[App and web page records]
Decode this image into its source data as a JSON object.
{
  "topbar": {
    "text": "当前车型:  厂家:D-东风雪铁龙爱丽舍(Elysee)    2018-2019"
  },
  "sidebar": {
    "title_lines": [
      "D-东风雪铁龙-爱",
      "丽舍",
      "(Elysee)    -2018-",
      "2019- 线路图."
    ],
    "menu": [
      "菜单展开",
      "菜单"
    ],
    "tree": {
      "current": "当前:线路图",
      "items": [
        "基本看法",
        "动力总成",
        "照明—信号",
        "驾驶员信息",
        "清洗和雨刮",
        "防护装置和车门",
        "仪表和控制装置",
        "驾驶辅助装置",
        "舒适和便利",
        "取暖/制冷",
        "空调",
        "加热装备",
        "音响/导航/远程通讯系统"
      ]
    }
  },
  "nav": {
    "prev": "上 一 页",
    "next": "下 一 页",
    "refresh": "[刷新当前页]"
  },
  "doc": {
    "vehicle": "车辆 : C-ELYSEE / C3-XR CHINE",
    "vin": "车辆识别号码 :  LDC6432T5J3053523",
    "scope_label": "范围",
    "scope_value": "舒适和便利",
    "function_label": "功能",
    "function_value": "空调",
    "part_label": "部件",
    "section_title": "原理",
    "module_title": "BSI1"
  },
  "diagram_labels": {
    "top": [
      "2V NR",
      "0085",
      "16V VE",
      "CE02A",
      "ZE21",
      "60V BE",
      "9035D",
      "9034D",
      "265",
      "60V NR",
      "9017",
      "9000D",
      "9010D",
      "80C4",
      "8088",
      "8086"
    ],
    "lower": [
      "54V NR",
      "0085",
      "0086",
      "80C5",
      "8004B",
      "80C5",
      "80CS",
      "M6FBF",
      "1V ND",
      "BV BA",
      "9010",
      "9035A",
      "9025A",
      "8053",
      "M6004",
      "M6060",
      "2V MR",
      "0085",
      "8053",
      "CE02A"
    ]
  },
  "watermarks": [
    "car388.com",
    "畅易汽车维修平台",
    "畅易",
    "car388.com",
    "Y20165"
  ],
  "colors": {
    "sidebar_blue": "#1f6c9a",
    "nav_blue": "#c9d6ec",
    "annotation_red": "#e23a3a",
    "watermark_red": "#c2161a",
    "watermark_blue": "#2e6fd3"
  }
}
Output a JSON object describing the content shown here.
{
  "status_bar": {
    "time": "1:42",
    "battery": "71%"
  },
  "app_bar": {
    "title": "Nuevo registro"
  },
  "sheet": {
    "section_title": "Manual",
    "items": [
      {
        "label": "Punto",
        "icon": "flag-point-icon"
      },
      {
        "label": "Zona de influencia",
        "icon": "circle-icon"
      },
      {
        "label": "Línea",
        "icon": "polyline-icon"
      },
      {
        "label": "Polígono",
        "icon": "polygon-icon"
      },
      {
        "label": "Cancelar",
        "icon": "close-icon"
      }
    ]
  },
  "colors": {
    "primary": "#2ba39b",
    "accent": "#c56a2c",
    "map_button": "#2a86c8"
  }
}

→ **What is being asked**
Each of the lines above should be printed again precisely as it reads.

→ **Exercise output**
Decode this image into its source data as a JSON object.
{
  "topbar": {
    "text": "当前车型:  厂家:D-东风雪铁龙爱丽舍(Elysee)    2018-2019"
  },
  "sidebar": {
    "title_lines": [
      "D-东风雪铁龙-爱",
      "丽舍",
      "(Elysee)    -2018-",
      "2019- 线路图."
    ],
    "menu": [
      "菜单展开",
      "菜单"
    ],
    "tree": {
      "current": "当前:线路图",
      "items": [
        "基本看法",
        "动力总成",
        "照明—信号",
        "驾驶员信息",
        "清洗和雨刮",
        "防护装置和车门",
        "仪表和控制装置",
        "驾驶辅助装置",
        "舒适和便利",
        "取暖/制冷",
        "空调",
        "加热装备",
        "音响/导航/远程通讯系统"
      ]
    }
  },
  "nav": {
    "prev": "上 一 页",
    "next": "下 一 页",
    "refresh": "[刷新当前页]"
  },
  "doc": {
    "vehicle": "车辆 : C-ELYSEE / C3-XR CHINE",
    "vin": "车辆识别号码 :  LDC6432T5J3053523",
    "scope_label": "范围",
    "scope_value": "舒适和便利",
    "function_label": "功能",
    "function_value": "空调",
    "part_label": "部件",
    "section_title": "原理",
    "module_title": "BSI1"
  },
  "diagram_labels": {
    "top": [
      "2V NR",
      "0085",
      "16V VE",
      "CE02A",
      "ZE21",
      "60V BE",
      "9035D",
      "9034D",
      "265",
      "60V NR",
      "9017",
      "9000D",
      "9010D",
      "80C4",
      "8088",
      "8086"
    ],
    "lower": [
      "54V NR",
      "0085",
      "0086",
      "80C5",
      "8004B",
      "80C5",
      "80CS",
      "M6FBF",
      "1V ND",
      "BV BA",
      "9010",
      "9035A",
      "9025A",
      "8053",
      "M6004",
      "M6060",
      "2V MR",
      "0085",
      "8053",
      "CE02A"
    ]
  },
  "watermarks": [
    "car388.com",
    "畅易汽车维修平台",
    "畅易",
    "car388.com",
    "Y20165"
  ],
  "colors": {
    "sidebar_blue": "#1f6c9a",
    "nav_blue": "#c9d6ec",
    "annotation_red": "#e23a3a",
    "watermark_red": "#c2161a",
    "watermark_blue": "#2e6fd3"
  }
}
Output a JSON object describing the content shown here.
{
  "status_bar": {
    "time": "1:42",
    "battery": "71%"
  },
  "app_bar": {
    "title": "Nuevo registro"
  },
  "sheet": {
    "section_title": "Manual",
    "items": [
      {
        "label": "Punto",
        "icon": "flag-point-icon"
      },
      {
        "label": "Zona de influencia",
        "icon": "circle-icon"
      },
      {
        "label": "Línea",
        "icon": "polyline-icon"
      },
      {
        "label": "Polígono",
        "icon": "polygon-icon"
      },
      {
        "label": "Cancelar",
        "icon": "close-icon"
      }
    ]
  },
  "colors": {
    "primary": "#2ba39b",
    "accent": "#c56a2c",
    "map_button": "#2a86c8"
  }
}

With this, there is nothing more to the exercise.